There are rays of hope, however, in our states and cities. The bipartisan U.S. Conference of Mayors is calling for quick investment in infrastructure, small business, manufacturing, trade and tourism to create jobs. Renewed activism, like the Wisconsin and Occupy Wall Street protests, is advancing calls for job creation, living wages and a strong safety net for the unemployed. The immigrant community has become a powerful voice for workers’ rights, increasingly winning anti-wage theft campaigns. And diverse coalitions have successfully fought back attempts to weaken state minimum wage laws, as they launch campaigns to raise the minimum wage in more than half a dozen states.
The question, of course, is will it be enough – enough to pierce the bubble of insanity that is holding American politics hostage and put jobs and wages squarely on the front burner of domestic policy. The answer to this question has enormously high stakes, not just for avoiding a second recession, but for the long-term project of building a competitive, sustainable, and just America.

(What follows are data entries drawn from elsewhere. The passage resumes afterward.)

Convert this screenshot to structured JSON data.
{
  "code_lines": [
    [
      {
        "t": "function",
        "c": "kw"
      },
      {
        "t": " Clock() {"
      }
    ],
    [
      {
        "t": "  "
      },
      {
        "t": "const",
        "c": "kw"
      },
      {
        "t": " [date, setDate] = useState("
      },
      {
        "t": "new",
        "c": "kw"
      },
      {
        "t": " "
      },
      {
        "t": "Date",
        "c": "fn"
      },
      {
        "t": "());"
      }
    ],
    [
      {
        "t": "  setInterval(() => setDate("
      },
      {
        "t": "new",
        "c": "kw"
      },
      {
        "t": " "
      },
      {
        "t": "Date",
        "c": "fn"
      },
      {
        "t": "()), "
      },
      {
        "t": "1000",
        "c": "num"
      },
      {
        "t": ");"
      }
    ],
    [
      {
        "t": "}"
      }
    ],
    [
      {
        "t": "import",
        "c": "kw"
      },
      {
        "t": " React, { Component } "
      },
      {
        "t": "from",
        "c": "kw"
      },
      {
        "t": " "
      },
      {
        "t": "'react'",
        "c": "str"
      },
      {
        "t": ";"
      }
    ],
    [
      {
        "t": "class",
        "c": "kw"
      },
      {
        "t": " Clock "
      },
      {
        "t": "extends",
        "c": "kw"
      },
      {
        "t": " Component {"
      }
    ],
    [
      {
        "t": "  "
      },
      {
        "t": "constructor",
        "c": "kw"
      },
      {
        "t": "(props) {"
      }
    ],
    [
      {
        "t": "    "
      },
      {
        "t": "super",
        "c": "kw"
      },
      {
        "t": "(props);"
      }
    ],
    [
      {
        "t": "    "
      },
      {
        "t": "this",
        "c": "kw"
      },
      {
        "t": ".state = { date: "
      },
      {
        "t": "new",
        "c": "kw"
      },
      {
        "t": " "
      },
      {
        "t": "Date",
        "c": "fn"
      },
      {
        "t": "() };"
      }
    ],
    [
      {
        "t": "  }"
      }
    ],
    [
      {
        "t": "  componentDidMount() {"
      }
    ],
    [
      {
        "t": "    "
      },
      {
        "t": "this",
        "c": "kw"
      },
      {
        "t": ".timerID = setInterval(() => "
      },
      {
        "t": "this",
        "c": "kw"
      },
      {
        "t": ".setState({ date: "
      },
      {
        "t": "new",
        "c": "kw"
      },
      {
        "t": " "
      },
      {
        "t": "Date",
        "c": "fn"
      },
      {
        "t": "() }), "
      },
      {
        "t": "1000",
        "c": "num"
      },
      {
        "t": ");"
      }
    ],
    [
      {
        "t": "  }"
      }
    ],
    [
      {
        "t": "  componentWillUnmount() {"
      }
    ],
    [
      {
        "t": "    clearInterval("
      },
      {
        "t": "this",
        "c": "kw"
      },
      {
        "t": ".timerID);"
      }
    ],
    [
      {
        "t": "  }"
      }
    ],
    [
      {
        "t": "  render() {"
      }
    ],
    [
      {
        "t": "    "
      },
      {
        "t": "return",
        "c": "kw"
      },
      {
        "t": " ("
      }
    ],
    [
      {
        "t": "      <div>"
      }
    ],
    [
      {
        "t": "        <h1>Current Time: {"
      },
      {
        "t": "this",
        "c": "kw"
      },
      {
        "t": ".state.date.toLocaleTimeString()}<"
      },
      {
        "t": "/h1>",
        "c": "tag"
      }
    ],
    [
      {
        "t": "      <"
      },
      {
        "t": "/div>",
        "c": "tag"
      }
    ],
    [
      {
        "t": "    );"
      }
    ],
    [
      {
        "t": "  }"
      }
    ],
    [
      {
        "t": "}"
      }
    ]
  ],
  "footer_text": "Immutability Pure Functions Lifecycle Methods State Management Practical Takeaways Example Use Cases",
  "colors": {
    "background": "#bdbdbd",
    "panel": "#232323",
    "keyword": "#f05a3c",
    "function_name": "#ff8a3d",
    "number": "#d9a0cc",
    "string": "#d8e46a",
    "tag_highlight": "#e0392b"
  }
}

Annette Bernhardt, policy co-director of the National Employment Law Project, is currently on leave as a visiting scholar at the Russell Sage Foundation.